Skinny girls are stylish.
Skinny girls go to Prom.
Skinny girls have all the boys.
While the fat girls have nothing at all.

Skinny girls can be quirky.
Skinny girls can be fun.
Skinny girls are always accepted.
While the fat girls are awkward or wrong.

Skinny girls are normal.
Skinny girls count.
Skinny girls are pretty.

Skinny girls can have dreams.
Skinny girls can go to the gym.
Skinny girls have everything,
because skinny girls are thin.


If I told you who I really was, would you still accept me?

If I told you how I actually felt, would you get angry?
If I missed giving one smile, would you frown?

If I told you everything I'm going through right now, would you sincerely listen?
Or would you forget by tomorrow?

If I said that I wanted to end my own life, would you even care?
Probably not.

Luckily for you, I'm an expert at applying a false face.

Today was another really bad day.  I have no idea what happened...again.

I feel incredibly sick, both physically and mentally.

Sick of myself.
Sick of my weaknesses.
Sick of being controlled.

A friend of mine posted a brave status on Facebook that she took from her 8th grade journal:

"You are officially independent when you stop relying on the acceptance, and attention from others. You are officially independent when realize that no matter how many people compliment you, or insult you, you are still you..."

I can't believe how profound a statement this is. I realize now, that I am not an independent individual. For too long I thrived off of compliments and opinions. When they were all gone, so was I. I wish that I could have realized these simple truths sooner. I am still me whether I'm a size 4 or a borderline size 12. If people only liked me for my outward appearance, then they were never willing to like me for my soul.

I still rely on others more than I should, but I'm fairly certain I was born proud.
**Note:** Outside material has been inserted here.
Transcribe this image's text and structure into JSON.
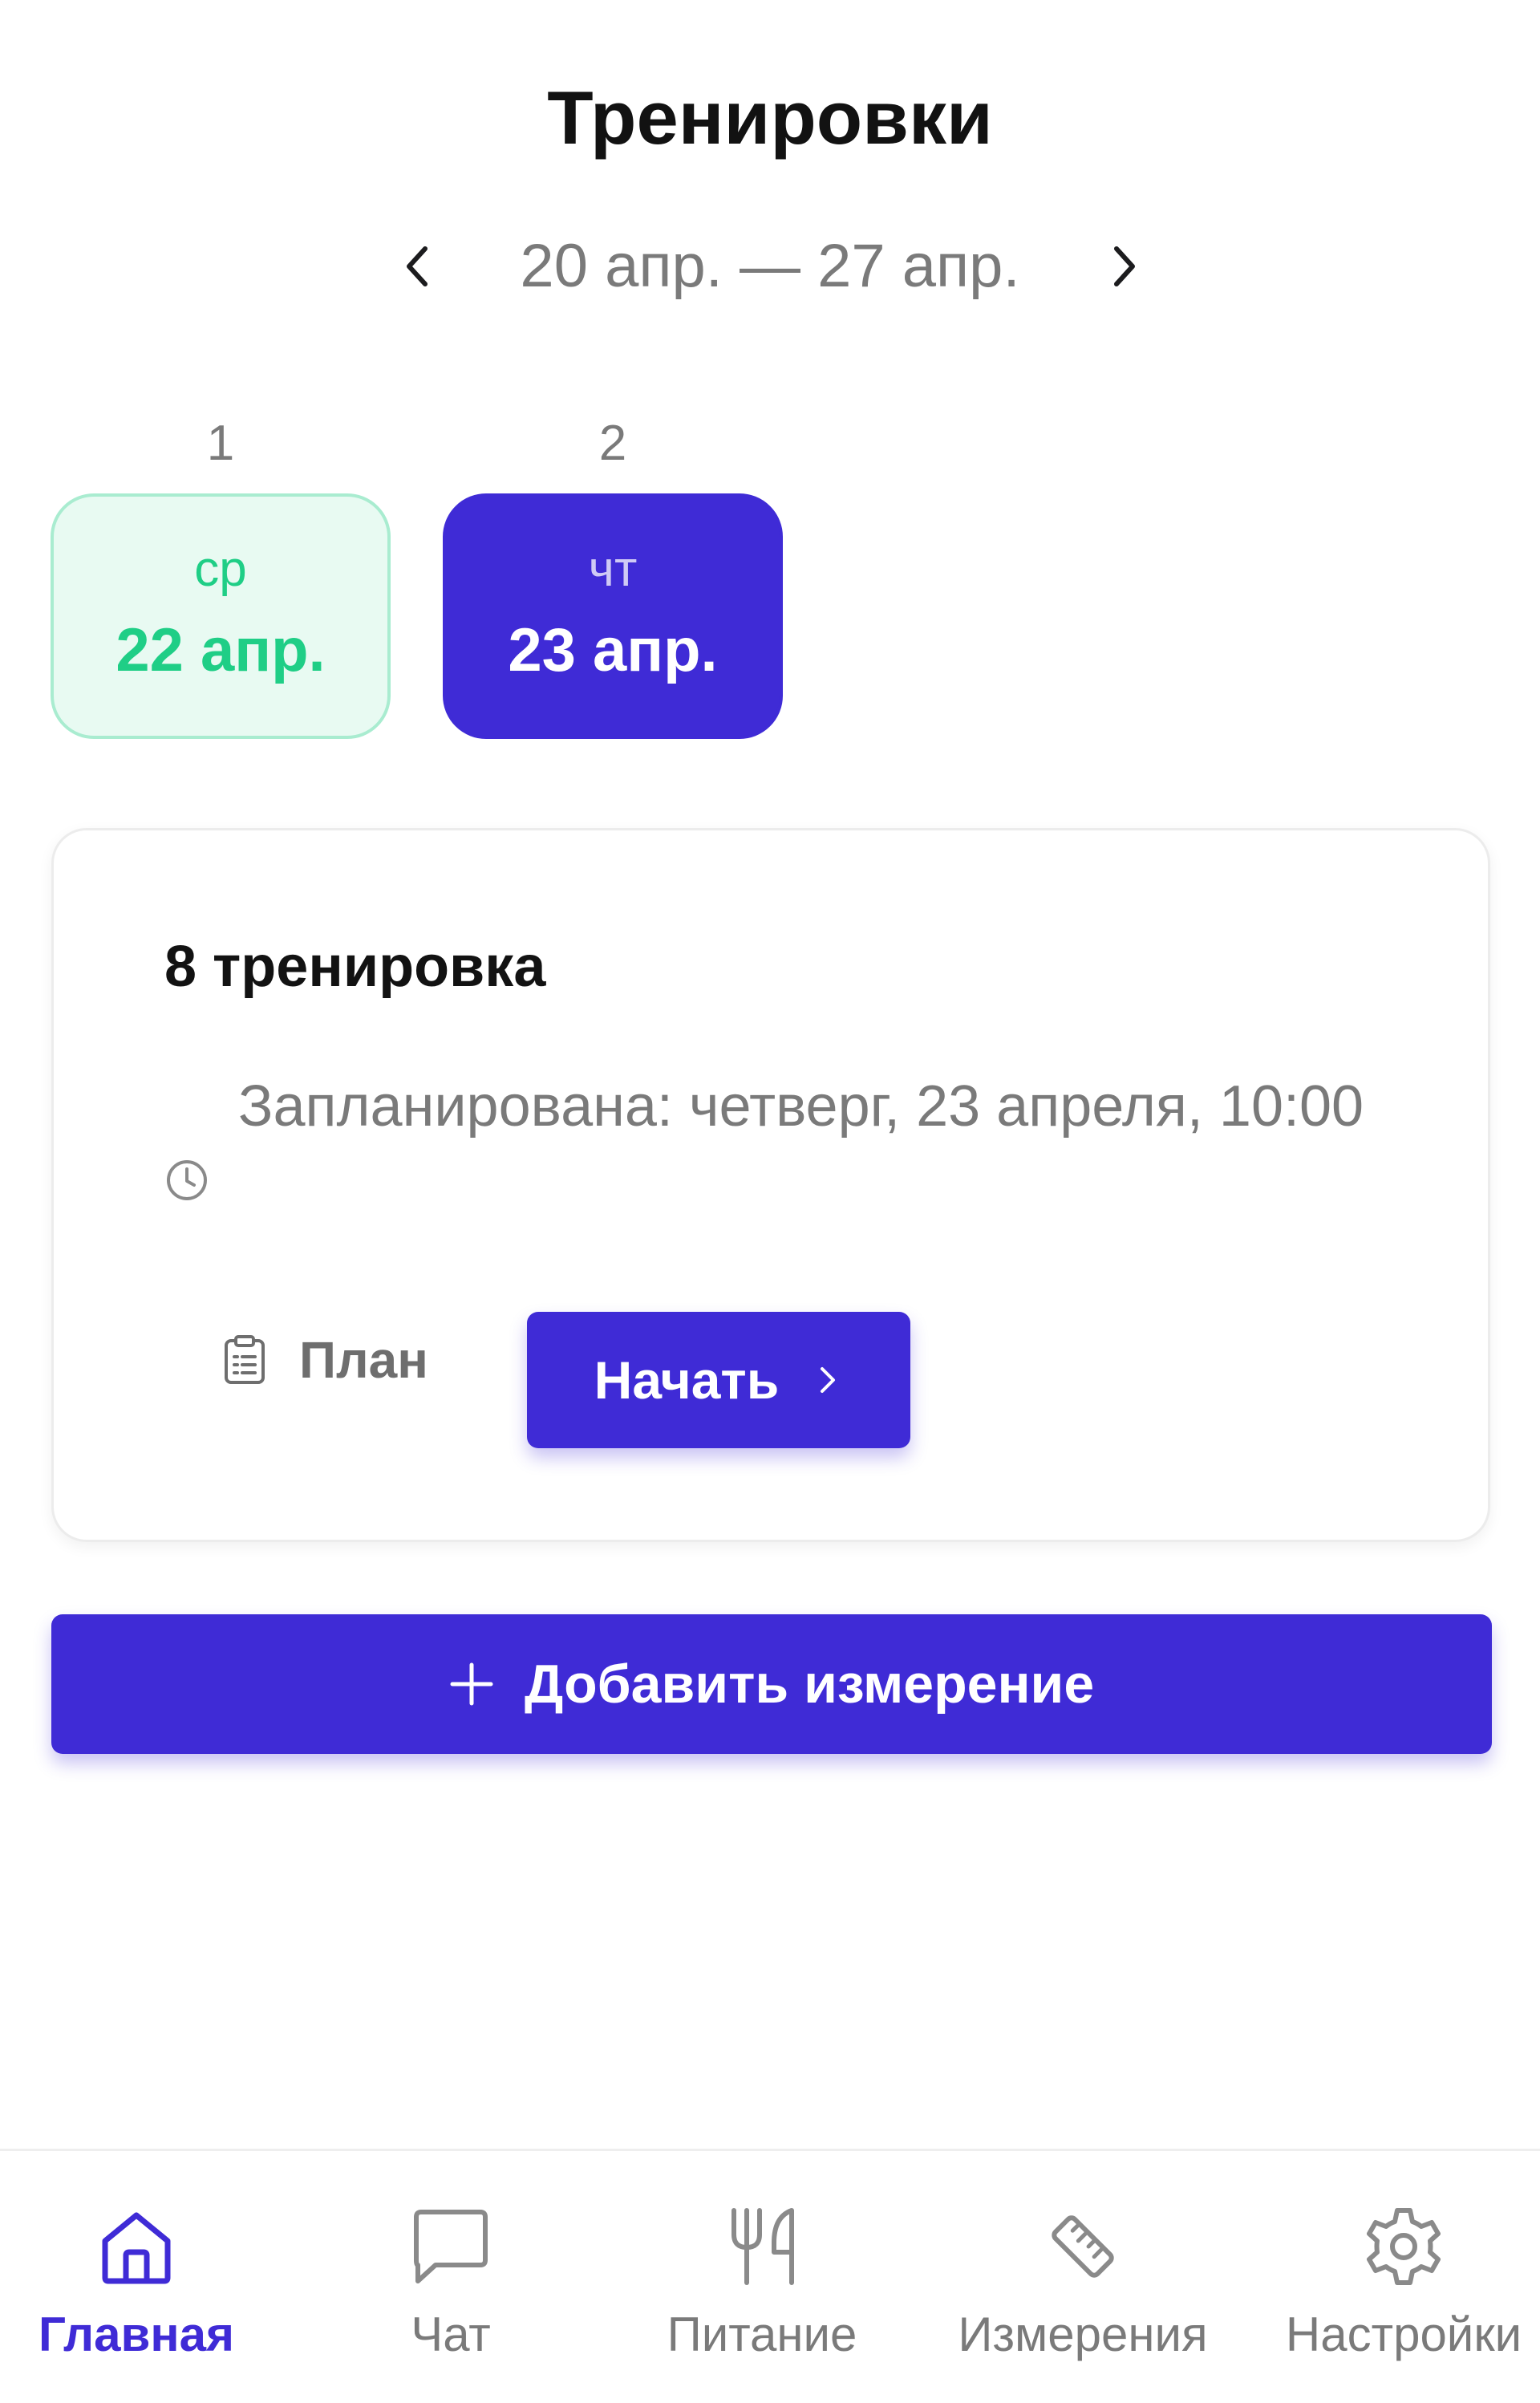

I was born with insecurities about my appearance, but now, when I'm at my weakest, they're finally eating me up.

I want to be independent.
I want to be proud.
Not of my body, but for who I've become and where I've been.